New US policy: Oppose Tehran, ally with Riyadh
US Secretary of State Rex Tillerson. (Photo: Foreign Policy)

WASHINGTON DC, United States (Kurdistan24) – Senior US officials on Wednesday signaled a major shift in US policy toward Iran and Saudi Arabia.

In Washington, Secretary of State Rex Tillerson gave two major speeches. In his first talk, at an economic summit between US and Saudi businessmen, Tillerson hailed the “very strong partnership that exists between our two countries.”

Three hours later, Tillerson addressed the Washington press corps in the State Department’s ornate Treaty Room. He strongly criticized Tehran for its export of “terror and violence, destabilizing more than one country.”

At roughly the same time, US Secretary of Defense James Mattis, in Saudi Arabia, spoke similarly. He explained to reporters Riyadh had been an important US ally for 70 years, and it remains “a pillar of our security framework.”

Mattis also denounced Tehran, saying, “Everywhere you look, if there is trouble in the region, you find Iran.”

Together, the statements of Tillerson and Mattis suggest the Trump administration is returning to what has been the traditional US orientation in that region since the 1979 Iranian revolution: an alliance with Riyadh against Tehran.

In adopting this position, the Trump administration is making a sharp break with the Obama presidency, which had sought to reach some accommodation with Tehran.

Moreover, the Trump administration will pursue this policy with substantial vigor, it seems. Not since Ronald Reagan was president three decades ago have US officials spoken so harshly and critically about Iran.

“The Trump administration is currently conducting across the entire government a review of our Iran policy,” Tillerson explained, before he listed the many threats posed by Iran, of which its nuclear program is only one.

Those threats include support for “Iraqi militant groups,” which Tehran provides “primarily through the Qods Force,” Tillerson said, and “which has been undermining security in Iraq for years.”

Additionally, “Iran continues to support the brutal Assad regime in Syria.” In Yemen, Tehran supports “the Houthis’ attempted overthrow of the government,” America’s top diplomat stated. And Tehran maintains a “longstanding hostility” towards Israel.

Tillerson also described hostile Iranian actions taken directly against the US, including cyber-attacks, the harassment of US naval vessels in the Persian Gulf, and the detention of US citizens.

And he charged Iran has “one of the world’s worst human rights records,” regularly jailing and even executing political opponents.

As Tillerson spoke, Mattis was in Riyadh, on the second day of a visit to the desert kingdom.

Before becoming Secretary of Defense, Mattis’ last posting had been commander of CENTCOM before his forced retirement in 2013, reportedly because his hawkish views on Iran did not sit well with the Obama administration.

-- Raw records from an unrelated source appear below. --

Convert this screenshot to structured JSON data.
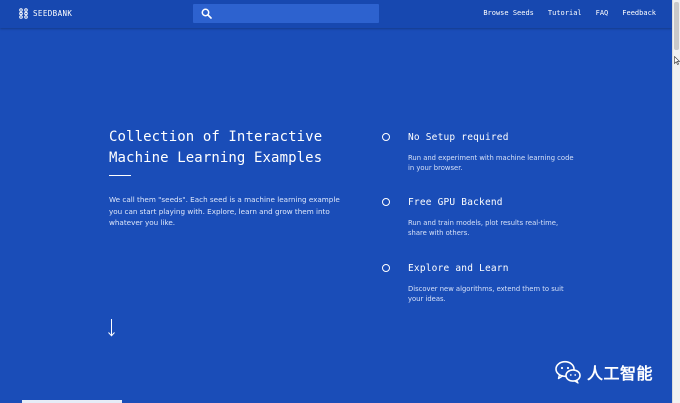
{
  "navbar": {
    "logo_text": "SEEDBANK",
    "search": {
      "value": "",
      "placeholder": ""
    },
    "links": [
      "Browse Seeds",
      "Tutorial",
      "FAQ",
      "Feedback"
    ]
  },
  "hero": {
    "title_lines": [
      "Collection of Interactive",
      "Machine Learning Examples"
    ],
    "description": "We call them \"seeds\". Each seed is a machine learning example you can start playing with. Explore, learn and grow them into whatever you like."
  },
  "features": [
    {
      "title": "No Setup required",
      "description": "Run and experiment with machine learning code in your browser."
    },
    {
      "title": "Free GPU Backend",
      "description": "Run and train models, plot results real-time, share with others."
    },
    {
      "title": "Explore and Learn",
      "description": "Discover new algorithms, extend them to suit your ideas."
    }
  ],
  "watermark": {
    "text": "人工智能"
  },
  "colors": {
    "background": "#1a4db8",
    "navbar": "#1748b0",
    "search_bg": "#2d62cf",
    "text": "#ffffff",
    "muted_text": "#d6e1f8"
  },
  "icons": {
    "logo": "seedbank-logo-icon",
    "search": "search-icon",
    "feature_bullet": "circle-outline-icon",
    "scroll_hint": "arrow-down-icon",
    "watermark": "wechat-icon"
  }
}
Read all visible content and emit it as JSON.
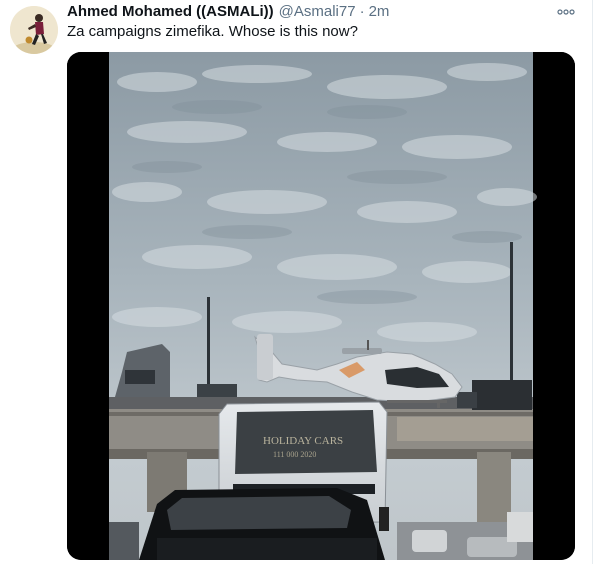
{
  "tweet": {
    "author_name": "Ahmed Mohamed ((ASMALi))",
    "author_handle": "@Asmali77",
    "separator": "·",
    "timestamp": "2m",
    "text": "Za campaigns zimefika. Whose is this now?",
    "more_icon": "more-options-icon",
    "avatar_icon": "profile-photo"
  },
  "media": {
    "type": "video",
    "bus_sign": "HOLIDAY CARS",
    "bus_sign_line2": "111 000 2020"
  },
  "colors": {
    "name": "#0f1419",
    "secondary": "#5b7083",
    "border": "#e6ecf0"
  }
}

In Riyadh, Mattis met the Saudi king, along with his son Mohammed bin Salman, who holds the positions of Deputy Crown Prince and Defense Minister.

Mattis described their talks as frank, candid, and “highly productive.” President Trump and King Salman spoke by phone during his visit, and they approved the understandings Mattis had reached in Riyadh.

“Now that we have the blessing of our leadership,” Mattis told reporters in a joint press conference with Prince Mohammed, “it’s important that we actually do something with it.”

Mattis did not provide any details but spoke in general terms. The US planned to “reinforce Saudi Arabia’s resistance to Iran’s mischief and make you more effective with your military, as we work together as partners.”

“It is in our interest to see a strong Saudi Arabia military security service and secret services,” he said.

Mattis also suggested Trump might visit Riyadh.

Mattis’ strong language speaks to a US intent to restore relations with Saudi Arabia to a closeness that has not existed since the 1991 Gulf War. Apparently, that is what the Saudis want as well.

The Saudi Defense Minister affirmed the US and Saudi Arabia would work together to counter “all” regional challenges, whether “fighting terrorist organizations” or countering “the malign activities of Iran.”

Last month, Mohammed visited Washington. A late winter snow storm caused German Chancellor Angela Merkel to postpone her scheduled visit, and Mohammed filled in as Trump’s lunch guest. That meeting evidently went well and prepared the way for the understandings Mattis reached in Riyadh.

Thus, a new US policy toward Tehran and Riyadh is emerging, one America’s traditional allies will welcome.

Almost certainly, Iran will respond in some fashion, even, perhaps, with the support of its Russian ally.

It is impossible to predict what that reaction will be or how things will ultimately turn out. However, the Trump administration does seem quite determined to confront Iran’s belligerence and expansionism and to provide more support to traditional US allies in the region.

 

Editing by Karzan Sulaivany